There is an alternative. Instead of sentencing the American people to higher taxes and economic stagnation, we must rein in federal spending. Heritage fellow Brian Riedl outlines how:
First, stop digging: no more unaffordable government expansions. Then, grab the low-hanging fruit, such as $17 billion spent annually on earmarks, $25 billion spent on unused federal property, and $123 billion spent on programs for which government auditors can find no evidence of success.
Next, lawmakers should implement larger reforms: Require that the president’s $17 billion in “budget cuts” go towards deficit reduction rather than new spending. Rescind all remaining unspent “stimulus” dollars after the recession ends. Eliminate farm subsidies for large and profitable agribusinesses, which actually worsen the farm economy, and other forms of corporate welfare. Devolve functions like highways, economic development, education, housing, and antipoverty programs to state and local governments that are closest to the people. This would eliminate the expensive Washington middleman.
Finally, lawmakers must address the unsustainable growth of Social Security and Medicare. A logical place to start would be inflation-indexing Social Security benefits for upper-income seniors, and to stop over-subsidizing the Medicare B and D premiums for upper-income seniors.
- President Barack Obama told attendees at yesterday’s $30,400 a couple Beverly Hills fundraiser: “If it weren’t for you, we would not be in the White House.”
- The state of Nevada, where President Obama launched his “100 Days, 100 Projects” stimulus campaign, did not receive any of the projects named in Obama’s report.
- According to USA Today, the states hit hardest by the recession received only a few of the government’s first stimulus contracts, even though the glut of new federal spending was meant to target places where the economic pain has been particularly severe.
- The Obama administration will directly appoint six members to General Motors 13-member board of directors and the United Auto Workers get to appoint another.

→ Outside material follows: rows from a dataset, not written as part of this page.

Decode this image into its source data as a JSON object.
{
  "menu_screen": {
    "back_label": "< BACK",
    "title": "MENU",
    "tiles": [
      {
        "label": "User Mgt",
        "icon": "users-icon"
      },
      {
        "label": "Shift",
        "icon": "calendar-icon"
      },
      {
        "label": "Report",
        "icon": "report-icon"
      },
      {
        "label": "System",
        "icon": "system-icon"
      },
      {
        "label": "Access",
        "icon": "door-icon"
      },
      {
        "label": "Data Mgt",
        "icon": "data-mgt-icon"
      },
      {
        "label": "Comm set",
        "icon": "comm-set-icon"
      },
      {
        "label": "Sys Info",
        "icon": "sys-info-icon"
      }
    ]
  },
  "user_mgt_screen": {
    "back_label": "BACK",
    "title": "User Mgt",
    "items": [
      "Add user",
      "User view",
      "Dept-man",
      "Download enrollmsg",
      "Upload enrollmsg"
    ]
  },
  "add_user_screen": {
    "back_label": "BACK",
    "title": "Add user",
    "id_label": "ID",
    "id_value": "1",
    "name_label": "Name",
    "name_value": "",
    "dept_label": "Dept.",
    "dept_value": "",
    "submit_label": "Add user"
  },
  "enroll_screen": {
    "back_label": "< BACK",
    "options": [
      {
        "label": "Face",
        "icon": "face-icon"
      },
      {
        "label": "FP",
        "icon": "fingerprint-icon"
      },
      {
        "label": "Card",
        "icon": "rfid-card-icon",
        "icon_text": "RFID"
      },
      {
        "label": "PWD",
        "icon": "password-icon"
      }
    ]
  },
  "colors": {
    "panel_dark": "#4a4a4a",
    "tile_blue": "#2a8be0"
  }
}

- A group of teachers and community activists started a hunger strike Wednesday in protest of the Los Angeles Unified School District’s plan to lay off thousands of teachers.